After all of the Italian sausage is cooked, it is time to work with the onion and garlic.
The first thing to do is prepare the onion. But, before we get started with that, if your eyes are particularly sensitive to the chemicals in onions that make your eyes tear up, I recommend picking up some Onion Goggles. My eyes are extremely sensitive to onions, to the point that I can't even be in the same room as someone dicing onions, but the Onion Goggles work very very well for me and they certainly make cooking with onions much easier, safer, and more enjoyable. Anyway, the first thing to do is cut the ends off the onion. Then, peel off the papery outer layer. Unlike the skins of our fingerling potatoes, the outer skin on onions has no nutritional value at all.
With the onion peeled, it is time to break out our knife again. First cut the onion in half. Stick one half into a bag and put it away for use in another recipe, or the next time you make this soup, and focus your attention on the remaining half. If you own one of those slam-choppers, they probably work quite well for dicing onions. But if you don't have one of those (I don't) use your knife to dice the onion into moderately small pieces. If you feel somewhat confident with your knife skills, there is a technique you can use to make very quick work of dicing an onion. Check out this video to learn it. Otherwise, just chop of the onion using whatever knife-wielding technique you like.
Next, put the diced onion,along with the garlic puree (2 tsp) into a frying pan or the pot you are going to cook your soup in later and sweat them until they are soft and translucent. If you are not familiar with sweating onions, it is very easy. Just put the diced onions into your cooking vessel over medium-low heat and cover them. Stir them around occasionally until the pieces are soft and translucent.
Step 6: Add the Chicken Broth, Potatoes, Kale, and Other Ingredients

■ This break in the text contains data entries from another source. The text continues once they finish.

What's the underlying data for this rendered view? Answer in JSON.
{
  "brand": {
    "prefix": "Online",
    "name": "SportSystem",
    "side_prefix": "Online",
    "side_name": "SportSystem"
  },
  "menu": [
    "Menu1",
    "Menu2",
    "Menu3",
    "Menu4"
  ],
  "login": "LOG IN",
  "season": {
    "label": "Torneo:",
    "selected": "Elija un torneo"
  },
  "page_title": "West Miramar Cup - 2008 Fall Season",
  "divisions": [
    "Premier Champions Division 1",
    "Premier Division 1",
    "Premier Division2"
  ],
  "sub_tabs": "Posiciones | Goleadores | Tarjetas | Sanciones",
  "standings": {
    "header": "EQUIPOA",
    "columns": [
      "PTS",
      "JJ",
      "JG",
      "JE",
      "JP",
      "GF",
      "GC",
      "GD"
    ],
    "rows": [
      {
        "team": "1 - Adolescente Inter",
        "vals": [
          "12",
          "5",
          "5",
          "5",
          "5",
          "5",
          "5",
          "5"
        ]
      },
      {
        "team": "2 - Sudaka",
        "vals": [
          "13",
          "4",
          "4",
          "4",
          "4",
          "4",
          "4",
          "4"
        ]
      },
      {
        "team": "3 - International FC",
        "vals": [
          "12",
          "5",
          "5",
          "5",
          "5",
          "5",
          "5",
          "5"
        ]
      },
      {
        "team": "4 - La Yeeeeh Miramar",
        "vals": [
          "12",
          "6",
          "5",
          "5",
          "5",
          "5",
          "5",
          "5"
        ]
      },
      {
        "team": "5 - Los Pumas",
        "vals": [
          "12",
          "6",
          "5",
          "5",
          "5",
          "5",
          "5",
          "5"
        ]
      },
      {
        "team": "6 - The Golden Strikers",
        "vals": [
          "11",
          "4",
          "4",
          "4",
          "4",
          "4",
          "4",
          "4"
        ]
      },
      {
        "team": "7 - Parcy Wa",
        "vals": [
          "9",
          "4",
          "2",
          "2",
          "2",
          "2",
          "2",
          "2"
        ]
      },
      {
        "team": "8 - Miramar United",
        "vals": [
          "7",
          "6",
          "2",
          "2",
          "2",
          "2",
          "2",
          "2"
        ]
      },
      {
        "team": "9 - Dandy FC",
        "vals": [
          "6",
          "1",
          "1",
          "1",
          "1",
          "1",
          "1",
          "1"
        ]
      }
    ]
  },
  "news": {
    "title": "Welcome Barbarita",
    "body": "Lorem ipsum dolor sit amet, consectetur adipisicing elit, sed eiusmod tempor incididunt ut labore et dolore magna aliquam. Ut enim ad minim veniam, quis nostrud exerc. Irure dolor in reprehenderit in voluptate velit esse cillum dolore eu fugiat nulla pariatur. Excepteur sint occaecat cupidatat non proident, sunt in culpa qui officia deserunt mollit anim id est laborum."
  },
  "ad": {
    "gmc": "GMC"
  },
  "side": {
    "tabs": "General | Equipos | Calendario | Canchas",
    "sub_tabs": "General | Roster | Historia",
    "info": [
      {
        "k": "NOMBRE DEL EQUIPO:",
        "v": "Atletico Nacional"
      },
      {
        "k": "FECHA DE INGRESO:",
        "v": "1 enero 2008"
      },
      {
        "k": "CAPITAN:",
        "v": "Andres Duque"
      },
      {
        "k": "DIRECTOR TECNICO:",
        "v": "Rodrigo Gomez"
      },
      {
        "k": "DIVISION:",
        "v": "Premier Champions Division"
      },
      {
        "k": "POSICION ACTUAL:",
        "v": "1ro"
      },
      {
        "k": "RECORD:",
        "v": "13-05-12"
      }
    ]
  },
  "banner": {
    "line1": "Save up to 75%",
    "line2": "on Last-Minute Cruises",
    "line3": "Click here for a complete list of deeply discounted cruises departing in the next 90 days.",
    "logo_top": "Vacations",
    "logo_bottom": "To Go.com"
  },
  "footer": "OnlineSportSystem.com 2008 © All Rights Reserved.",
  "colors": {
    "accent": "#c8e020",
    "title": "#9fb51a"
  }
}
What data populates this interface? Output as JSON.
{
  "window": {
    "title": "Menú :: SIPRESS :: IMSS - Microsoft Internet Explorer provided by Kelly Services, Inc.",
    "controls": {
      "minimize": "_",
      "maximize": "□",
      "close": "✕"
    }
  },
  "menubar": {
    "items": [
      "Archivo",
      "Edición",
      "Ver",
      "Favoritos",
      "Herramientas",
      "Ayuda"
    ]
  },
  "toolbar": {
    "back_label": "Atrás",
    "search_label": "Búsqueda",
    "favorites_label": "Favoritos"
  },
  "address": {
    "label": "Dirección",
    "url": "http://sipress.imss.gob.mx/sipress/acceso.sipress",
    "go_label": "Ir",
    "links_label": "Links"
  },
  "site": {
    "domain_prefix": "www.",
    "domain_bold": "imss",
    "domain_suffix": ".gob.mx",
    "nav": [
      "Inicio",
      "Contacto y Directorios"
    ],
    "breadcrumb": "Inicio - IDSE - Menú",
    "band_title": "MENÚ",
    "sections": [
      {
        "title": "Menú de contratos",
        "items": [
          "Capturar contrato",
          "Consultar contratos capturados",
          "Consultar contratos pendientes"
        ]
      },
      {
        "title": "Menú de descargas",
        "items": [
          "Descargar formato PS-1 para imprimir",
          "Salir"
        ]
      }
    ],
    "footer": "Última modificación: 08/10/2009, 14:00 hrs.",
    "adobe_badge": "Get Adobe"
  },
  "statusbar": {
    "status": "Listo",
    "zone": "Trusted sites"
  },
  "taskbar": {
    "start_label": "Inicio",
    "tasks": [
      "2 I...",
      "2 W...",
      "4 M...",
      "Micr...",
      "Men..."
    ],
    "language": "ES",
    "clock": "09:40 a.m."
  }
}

This is the part of the process when your soup will finally start looking like soup. After the onions and garlic are done sweating, pour eight cups of hot water into the pot and set your stove to high heat. Then, add however many bouillon cubes or packets you need to make 10 cups of broth. I find that the soup tastes better with a slightly stronger chicken broth as its base. Stir the liquid until all of the bouillon is dissolved.
After the bouillon is dissolved, add in all of your potatoes. Don't just pour them in though, first of all we don't want the water they have been sitting in all this time, and we also don't want to splash the hot chicken broth everywhere. Instead, carefully spoon the potatoes into the pot.

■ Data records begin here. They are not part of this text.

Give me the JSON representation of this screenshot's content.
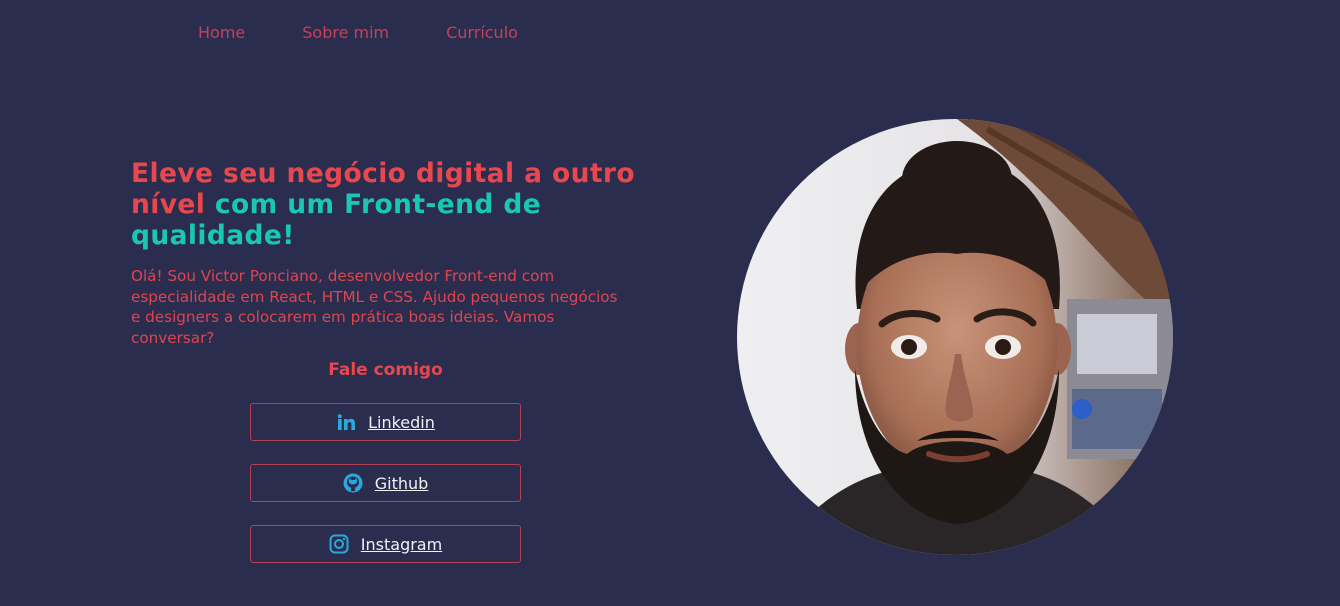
{
  "nav": {
    "items": [
      {
        "label": "Home"
      },
      {
        "label": "Sobre mim"
      },
      {
        "label": "Currículo"
      }
    ]
  },
  "hero": {
    "title_part_red": "Eleve seu negócio digital a outro nível",
    "title_part_teal": "com um Front-end de qualidade!",
    "description": "Olá! Sou Victor Ponciano, desenvolvedor Front-end com especialidade em React, HTML e CSS. Ajudo pequenos negócios e designers a colocarem em prática boas ideias. Vamos conversar?"
  },
  "contact": {
    "heading": "Fale comigo",
    "buttons": [
      {
        "label": "Linkedin",
        "icon": "linkedin-icon"
      },
      {
        "label": "Github",
        "icon": "github-icon"
      },
      {
        "label": "Instagram",
        "icon": "instagram-icon"
      }
    ]
  },
  "colors": {
    "background": "#2b2d4e",
    "accent_red": "#e8474d",
    "accent_teal": "#19c8b4",
    "nav_link": "#c8405a",
    "icon_blue": "#29a8e0"
  }
}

Once all of the potatoes are in the broth, add the kale, red pepper flakes, black pepper, oregano, and parsley. Then, boil the potatoes. The time required to cook the potatoes depends on your potatoes and how aggressively you boil them, the best way to know when they are done is not to time them, instead, ever so often, take out a potato medallion and poke it with a knife. The knife should go in with just a little resistance. You could also just wait a minute for the potato piece to cool and eat it.
Step 7: Add Everything Else and Tweak
The soup is just about done! Once the potatoes are nice and tender, add the sausage to the pot. Then, heat the mixture just until the sausage has been reheated, then, turn the heat down to low and add the heavy cream (1 cup). Mix the soup together until everything is well blended.
Then, give the soup a little taste. You might be perfectly happy with the taste, in which case you are done. But, you might also find that you want the soup to have a bit more salt, or a little more spiciness. One of the best parts about making soup is experimenting with it. Feel free to add any other ingredients you want. Many people, and also the restaurant, Olive Garden, add bacon to this soup. I tend not to in an effort to keep the soup just a bit more healthful, but bacon can add a nice new dimension to the flavor.
Step 8: Serve and Enjoy
Congratulations, all your hard work has paid off and now it is time to eat! Just use a ladle to dish out the soup and enjoy. This soup goes very well with some nice yeast rolls or garlic bread sticks. Thanks for reading!
Second Prize in the
Soup and Stew Contest